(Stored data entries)
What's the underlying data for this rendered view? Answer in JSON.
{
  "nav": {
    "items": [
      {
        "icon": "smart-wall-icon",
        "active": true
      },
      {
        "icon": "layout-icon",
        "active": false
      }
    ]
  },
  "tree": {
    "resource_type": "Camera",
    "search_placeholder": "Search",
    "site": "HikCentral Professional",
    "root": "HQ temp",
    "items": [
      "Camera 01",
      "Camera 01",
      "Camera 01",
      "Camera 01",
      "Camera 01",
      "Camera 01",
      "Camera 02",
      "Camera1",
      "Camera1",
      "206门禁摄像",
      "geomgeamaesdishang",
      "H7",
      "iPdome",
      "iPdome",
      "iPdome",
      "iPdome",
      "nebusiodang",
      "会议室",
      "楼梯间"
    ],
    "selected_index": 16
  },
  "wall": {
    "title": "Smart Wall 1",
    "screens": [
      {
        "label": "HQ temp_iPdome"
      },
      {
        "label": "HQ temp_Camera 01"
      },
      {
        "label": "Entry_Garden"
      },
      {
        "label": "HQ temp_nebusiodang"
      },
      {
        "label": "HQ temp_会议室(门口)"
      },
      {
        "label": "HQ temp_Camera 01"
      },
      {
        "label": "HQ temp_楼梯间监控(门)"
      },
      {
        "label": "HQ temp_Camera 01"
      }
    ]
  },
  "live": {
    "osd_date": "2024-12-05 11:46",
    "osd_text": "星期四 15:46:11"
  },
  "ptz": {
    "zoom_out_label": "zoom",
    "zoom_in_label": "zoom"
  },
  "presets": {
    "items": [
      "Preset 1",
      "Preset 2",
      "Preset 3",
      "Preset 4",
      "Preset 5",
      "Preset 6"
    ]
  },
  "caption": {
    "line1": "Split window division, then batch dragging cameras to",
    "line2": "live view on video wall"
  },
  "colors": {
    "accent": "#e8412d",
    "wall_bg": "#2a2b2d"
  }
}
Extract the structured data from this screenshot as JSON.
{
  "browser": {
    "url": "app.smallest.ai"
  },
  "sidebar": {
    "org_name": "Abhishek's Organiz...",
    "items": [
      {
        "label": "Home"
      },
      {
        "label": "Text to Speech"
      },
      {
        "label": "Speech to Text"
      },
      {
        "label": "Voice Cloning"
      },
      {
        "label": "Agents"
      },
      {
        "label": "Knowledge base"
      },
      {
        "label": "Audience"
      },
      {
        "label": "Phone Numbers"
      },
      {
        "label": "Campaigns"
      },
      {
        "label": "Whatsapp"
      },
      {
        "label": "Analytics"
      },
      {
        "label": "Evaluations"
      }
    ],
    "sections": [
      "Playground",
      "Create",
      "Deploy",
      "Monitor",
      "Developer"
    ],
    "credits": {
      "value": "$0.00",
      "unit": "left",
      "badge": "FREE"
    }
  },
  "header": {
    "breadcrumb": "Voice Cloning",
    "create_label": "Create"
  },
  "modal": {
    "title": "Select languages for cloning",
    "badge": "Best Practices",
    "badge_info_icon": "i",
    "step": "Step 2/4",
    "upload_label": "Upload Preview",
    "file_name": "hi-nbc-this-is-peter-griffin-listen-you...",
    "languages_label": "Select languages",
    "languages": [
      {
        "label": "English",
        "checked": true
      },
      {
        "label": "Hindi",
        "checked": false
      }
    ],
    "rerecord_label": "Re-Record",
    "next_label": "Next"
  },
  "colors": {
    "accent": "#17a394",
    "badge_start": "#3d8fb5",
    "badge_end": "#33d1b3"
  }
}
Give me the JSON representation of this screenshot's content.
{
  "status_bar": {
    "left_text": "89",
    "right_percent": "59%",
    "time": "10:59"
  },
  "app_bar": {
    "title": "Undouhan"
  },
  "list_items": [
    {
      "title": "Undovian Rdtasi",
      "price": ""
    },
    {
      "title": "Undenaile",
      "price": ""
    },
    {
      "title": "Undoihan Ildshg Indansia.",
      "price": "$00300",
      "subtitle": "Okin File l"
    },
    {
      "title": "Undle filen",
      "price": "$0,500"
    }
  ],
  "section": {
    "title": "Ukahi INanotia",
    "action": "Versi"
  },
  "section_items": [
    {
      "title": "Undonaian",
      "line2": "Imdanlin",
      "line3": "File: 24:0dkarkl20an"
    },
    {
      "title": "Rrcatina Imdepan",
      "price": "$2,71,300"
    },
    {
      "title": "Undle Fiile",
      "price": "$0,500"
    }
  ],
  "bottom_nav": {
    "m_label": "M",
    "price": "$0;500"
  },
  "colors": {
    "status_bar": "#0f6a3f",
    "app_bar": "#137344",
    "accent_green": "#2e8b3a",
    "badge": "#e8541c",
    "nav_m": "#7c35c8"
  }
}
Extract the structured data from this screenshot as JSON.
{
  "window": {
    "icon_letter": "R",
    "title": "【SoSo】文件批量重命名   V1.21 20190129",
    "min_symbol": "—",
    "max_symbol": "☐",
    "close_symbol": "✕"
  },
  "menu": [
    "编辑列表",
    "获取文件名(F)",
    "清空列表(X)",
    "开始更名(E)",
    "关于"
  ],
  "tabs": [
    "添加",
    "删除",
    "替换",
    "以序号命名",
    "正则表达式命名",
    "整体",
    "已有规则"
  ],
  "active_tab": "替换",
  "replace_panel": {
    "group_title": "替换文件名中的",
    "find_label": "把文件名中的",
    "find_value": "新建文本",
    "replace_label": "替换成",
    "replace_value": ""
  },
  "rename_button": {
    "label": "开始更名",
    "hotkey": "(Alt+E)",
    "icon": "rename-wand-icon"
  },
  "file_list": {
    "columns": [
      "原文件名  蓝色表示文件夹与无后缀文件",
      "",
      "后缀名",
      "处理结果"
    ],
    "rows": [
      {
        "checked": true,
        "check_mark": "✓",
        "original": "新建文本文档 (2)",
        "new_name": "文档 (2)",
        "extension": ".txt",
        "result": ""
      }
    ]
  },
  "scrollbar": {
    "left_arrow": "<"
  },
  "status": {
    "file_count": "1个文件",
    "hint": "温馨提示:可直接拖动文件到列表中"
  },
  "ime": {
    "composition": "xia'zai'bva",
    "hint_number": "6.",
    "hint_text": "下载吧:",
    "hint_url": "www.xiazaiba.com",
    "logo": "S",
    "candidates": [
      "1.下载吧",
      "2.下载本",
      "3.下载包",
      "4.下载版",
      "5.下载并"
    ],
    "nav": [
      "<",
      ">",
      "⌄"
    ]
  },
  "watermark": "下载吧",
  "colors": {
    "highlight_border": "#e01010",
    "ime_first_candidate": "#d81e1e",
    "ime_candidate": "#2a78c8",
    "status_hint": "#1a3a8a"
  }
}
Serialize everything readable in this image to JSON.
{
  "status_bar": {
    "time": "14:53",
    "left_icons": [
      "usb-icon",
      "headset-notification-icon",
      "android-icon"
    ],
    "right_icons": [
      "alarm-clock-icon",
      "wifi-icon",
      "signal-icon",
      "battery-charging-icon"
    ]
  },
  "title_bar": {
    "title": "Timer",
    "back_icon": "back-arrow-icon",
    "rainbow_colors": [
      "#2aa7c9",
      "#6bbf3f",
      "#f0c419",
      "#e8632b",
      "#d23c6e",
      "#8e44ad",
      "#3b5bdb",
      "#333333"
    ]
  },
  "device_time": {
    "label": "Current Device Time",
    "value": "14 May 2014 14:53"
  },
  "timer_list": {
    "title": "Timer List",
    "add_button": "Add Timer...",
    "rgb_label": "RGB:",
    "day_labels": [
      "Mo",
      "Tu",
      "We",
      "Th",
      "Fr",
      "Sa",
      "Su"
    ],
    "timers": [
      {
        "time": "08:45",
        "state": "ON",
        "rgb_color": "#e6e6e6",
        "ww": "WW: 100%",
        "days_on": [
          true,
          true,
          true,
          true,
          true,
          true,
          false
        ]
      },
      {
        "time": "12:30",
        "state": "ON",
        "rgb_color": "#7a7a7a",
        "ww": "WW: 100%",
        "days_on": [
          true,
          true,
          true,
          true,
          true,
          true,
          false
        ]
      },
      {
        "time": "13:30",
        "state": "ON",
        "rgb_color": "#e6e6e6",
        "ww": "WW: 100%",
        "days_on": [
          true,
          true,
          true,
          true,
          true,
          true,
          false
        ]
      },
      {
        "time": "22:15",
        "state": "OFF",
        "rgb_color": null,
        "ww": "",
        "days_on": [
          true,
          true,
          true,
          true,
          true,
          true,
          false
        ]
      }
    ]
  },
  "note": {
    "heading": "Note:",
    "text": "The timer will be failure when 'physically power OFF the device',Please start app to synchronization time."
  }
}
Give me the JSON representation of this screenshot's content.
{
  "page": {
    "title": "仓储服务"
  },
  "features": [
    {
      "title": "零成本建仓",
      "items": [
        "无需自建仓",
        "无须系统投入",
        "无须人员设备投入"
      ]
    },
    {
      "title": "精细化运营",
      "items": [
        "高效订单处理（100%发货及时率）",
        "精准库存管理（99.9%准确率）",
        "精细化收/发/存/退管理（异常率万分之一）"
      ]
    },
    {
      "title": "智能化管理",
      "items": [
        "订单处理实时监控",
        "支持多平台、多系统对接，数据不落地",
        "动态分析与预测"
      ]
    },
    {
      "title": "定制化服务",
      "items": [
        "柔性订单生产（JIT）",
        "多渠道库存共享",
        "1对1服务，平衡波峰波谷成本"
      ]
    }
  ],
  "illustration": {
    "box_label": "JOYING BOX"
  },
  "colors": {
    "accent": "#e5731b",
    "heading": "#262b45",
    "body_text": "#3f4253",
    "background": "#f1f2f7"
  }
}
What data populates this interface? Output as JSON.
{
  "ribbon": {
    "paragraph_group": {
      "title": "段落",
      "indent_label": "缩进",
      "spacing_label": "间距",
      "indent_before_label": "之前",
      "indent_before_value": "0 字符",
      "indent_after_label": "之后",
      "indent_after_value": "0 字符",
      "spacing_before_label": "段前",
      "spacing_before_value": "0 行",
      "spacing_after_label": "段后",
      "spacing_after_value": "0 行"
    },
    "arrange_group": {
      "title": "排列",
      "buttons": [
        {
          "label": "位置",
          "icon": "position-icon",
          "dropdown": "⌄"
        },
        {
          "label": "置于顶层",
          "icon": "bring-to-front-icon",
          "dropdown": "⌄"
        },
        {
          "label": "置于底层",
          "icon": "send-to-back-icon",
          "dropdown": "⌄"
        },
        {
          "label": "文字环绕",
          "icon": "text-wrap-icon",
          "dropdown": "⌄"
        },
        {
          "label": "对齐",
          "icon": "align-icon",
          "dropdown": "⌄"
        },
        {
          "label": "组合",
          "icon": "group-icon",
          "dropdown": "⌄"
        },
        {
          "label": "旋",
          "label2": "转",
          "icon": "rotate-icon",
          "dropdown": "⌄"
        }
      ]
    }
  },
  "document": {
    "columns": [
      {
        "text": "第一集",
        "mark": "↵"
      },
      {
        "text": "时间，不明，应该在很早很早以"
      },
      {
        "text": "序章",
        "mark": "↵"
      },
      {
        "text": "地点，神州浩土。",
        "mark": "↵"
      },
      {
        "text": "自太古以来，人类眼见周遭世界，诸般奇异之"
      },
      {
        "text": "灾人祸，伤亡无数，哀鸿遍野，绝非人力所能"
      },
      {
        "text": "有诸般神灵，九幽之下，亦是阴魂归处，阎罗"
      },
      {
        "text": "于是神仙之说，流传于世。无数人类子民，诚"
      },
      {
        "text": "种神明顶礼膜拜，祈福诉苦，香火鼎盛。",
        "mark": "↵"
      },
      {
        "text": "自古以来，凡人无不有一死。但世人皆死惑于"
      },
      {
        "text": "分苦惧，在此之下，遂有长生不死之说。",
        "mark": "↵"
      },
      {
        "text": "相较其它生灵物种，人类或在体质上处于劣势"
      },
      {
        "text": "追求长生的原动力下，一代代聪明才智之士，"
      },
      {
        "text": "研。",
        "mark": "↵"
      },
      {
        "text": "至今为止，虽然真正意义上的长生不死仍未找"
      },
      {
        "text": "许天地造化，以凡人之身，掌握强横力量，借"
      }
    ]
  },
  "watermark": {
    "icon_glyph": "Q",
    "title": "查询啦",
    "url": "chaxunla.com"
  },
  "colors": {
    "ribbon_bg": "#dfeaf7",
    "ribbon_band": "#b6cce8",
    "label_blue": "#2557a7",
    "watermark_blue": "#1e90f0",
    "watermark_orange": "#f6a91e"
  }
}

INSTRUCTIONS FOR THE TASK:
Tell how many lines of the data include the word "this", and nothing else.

EXPECTED ANSWER:
8